On my way home from work yesterday the news was on in the taxi. The continuing news about the Movie Producer rumbled away in surround sound before the driver angrily switched it off. He announced,
“If these women didn’t want this to carry on then they should have said something at the time! Look at them all now coming out of the woodwork!”
“mmm…” I offered out of politeness. Politeness; sometimes our downfall.
“I think it’s hard when a man is so powerful and intimidating…” I continued.
He continued to disagree with me all the way home and I tried to block most of it out because that very day, at the age of thirty five, a mother of two – I had been intimidated by a man to the point it had made me cry – at work, in front of an even more powerful man.
The man, who was significantly taller and wider than me had been rude, passive aggressive and continued to express his displeasure at me being there. My back was to him, and his colleague (bullies are always better off with an ally) as I heard him talking about me, disgruntled. I daren’t turn around.
In that moment I hated that I was five foot three. I hated that I was wearing flat shoes which made me sink even further into the ground. I hated that I was blonde – I imagined them looking at me like I was some dumb girl. I felt like I had zero status.

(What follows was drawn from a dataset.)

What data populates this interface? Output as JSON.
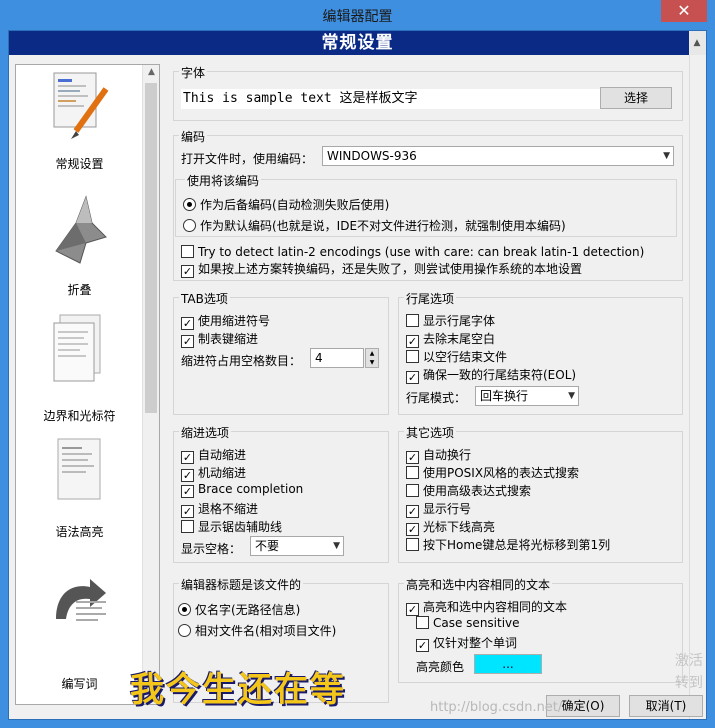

Out of God knows where I found myself complaining about him to his manager. There wasn’t any courage in this – it probably came from myself finding more and more truth falling out of my mouth the more stressed and exhausted I get nowadays.
And then I knew they were coming, I felt the heat in my neck. I choked and there they were. Stupid tears. Always letting me down. Always making me look even weaker than I am. The man looked horrified.
What the man in the taxi, another large in stature older man, could never comprehend is how it feels to be intimated like that.
I told the taxi driver a man had made me cry at work to which he replied:
“my daughters wouldn’t let a man do that … they’re strong.”
Unfortunately I am not that strong. I could fight a lion for my children … but myself? On a bad day – I would lie down and let it start at my feet.
The little girl in the photograph was told to say yes, respect her elders, respect her superiors, always be polite. Too polite.
The news over the last few weeks has made me think many things. The most honest and disturbing thing being – I can’t say if that movie producer had asked me to get into his hotel room with the aggression he did to that model on the recording –
I’m not certain I would have had the courage to have said no.